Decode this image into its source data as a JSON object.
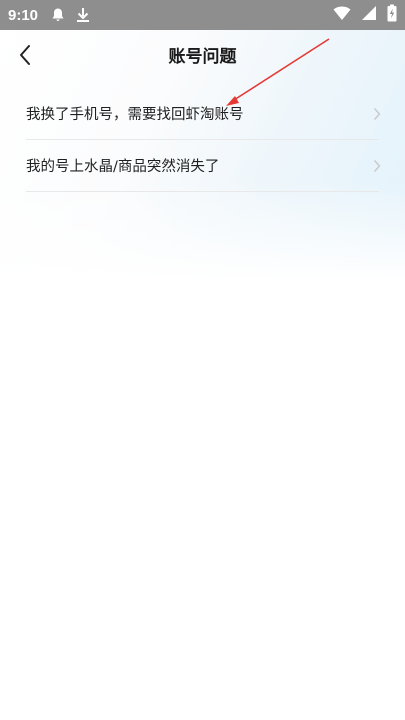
{
  "status_bar": {
    "time": "9:10",
    "icons": [
      "notification-bell-icon",
      "download-icon",
      "wifi-icon",
      "signal-icon",
      "battery-icon"
    ]
  },
  "header": {
    "title": "账号问题",
    "back_icon": "chevron-left-icon"
  },
  "list": {
    "items": [
      {
        "label": "我换了手机号，需要找回虾淘账号",
        "icon": "chevron-right-icon"
      },
      {
        "label": "我的号上水晶/商品突然消失了",
        "icon": "chevron-right-icon"
      }
    ]
  },
  "colors": {
    "status_bar_bg": "#8e8e8e",
    "annotation_arrow": "#e53935",
    "divider": "#e8e8e8",
    "chevron": "#c8c8c8"
  }
}
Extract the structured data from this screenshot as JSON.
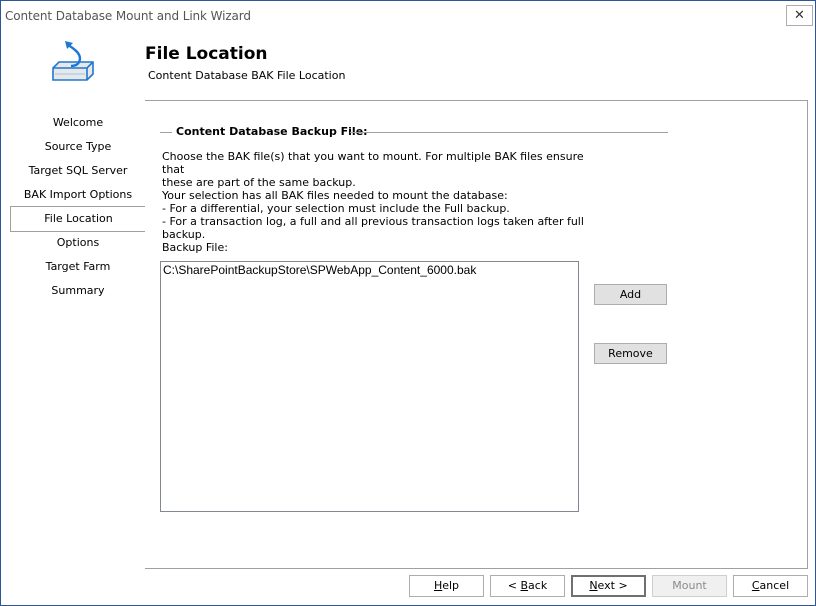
{
  "window": {
    "title": "Content Database Mount and Link Wizard",
    "close_label": "✕"
  },
  "header": {
    "icon": "database-mount-icon",
    "title": "File Location",
    "subtitle": "Content Database BAK File Location"
  },
  "nav": {
    "items": [
      {
        "label": "Welcome",
        "active": false
      },
      {
        "label": "Source Type",
        "active": false
      },
      {
        "label": "Target SQL Server",
        "active": false
      },
      {
        "label": "BAK Import Options",
        "active": false
      },
      {
        "label": "File Location",
        "active": true
      },
      {
        "label": "Options",
        "active": false
      },
      {
        "label": "Target Farm",
        "active": false
      },
      {
        "label": "Summary",
        "active": false
      }
    ]
  },
  "main": {
    "group_title": "Content Database Backup File:",
    "description": "Choose the BAK file(s) that you want to mount. For multiple BAK files ensure that\nthese are part of the same backup.\nYour selection has all BAK files needed to mount the database:\n - For a differential, your selection must include the Full backup.\n - For a transaction log, a full and all previous transaction logs taken after full\nbackup.",
    "backup_file_label": "Backup File:",
    "files": [
      "C:\\SharePointBackupStore\\SPWebApp_Content_6000.bak"
    ],
    "add_label": "Add",
    "remove_label": "Remove"
  },
  "footer": {
    "help": {
      "mnemonic": "H",
      "rest": "elp"
    },
    "back": {
      "prefix": "< ",
      "mnemonic": "B",
      "rest": "ack"
    },
    "next": {
      "mnemonic": "N",
      "rest": "ext >"
    },
    "mount": {
      "label": "Mount",
      "disabled": true
    },
    "cancel": {
      "mnemonic": "C",
      "rest": "ancel"
    }
  },
  "colors": {
    "window_border": "#2b579a",
    "icon_blue": "#1e78d2"
  }
}
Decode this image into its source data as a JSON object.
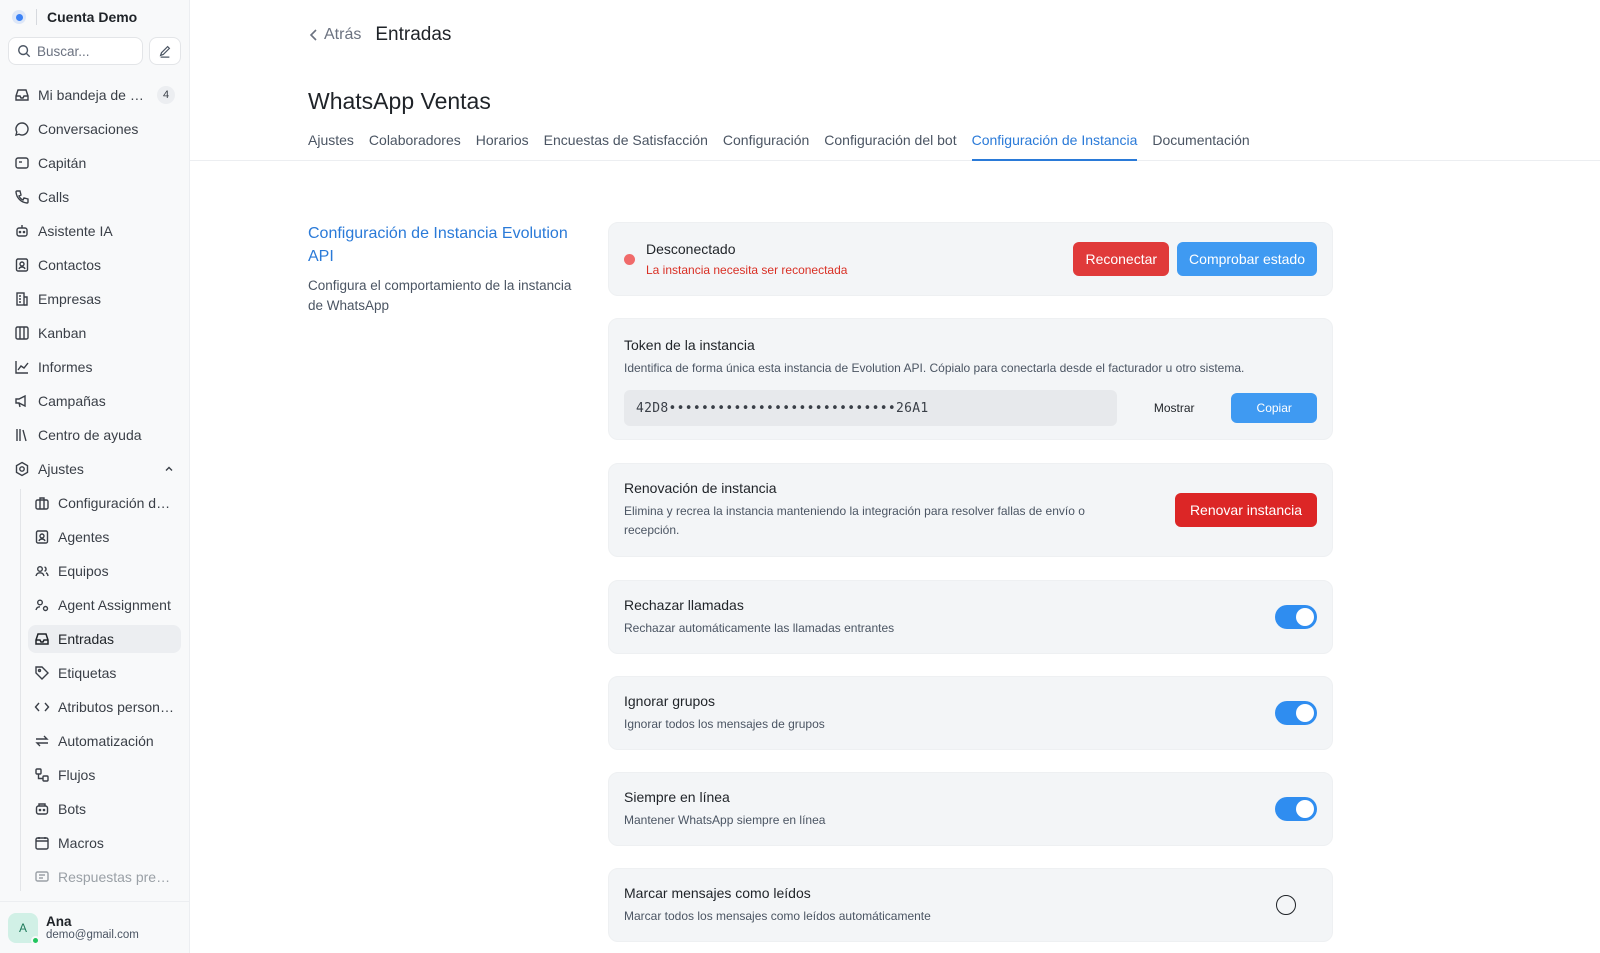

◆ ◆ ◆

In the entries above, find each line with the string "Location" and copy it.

    "title": "File Location",
    "subtitle": "Content Database BAK File Location"
        "label": "File Location",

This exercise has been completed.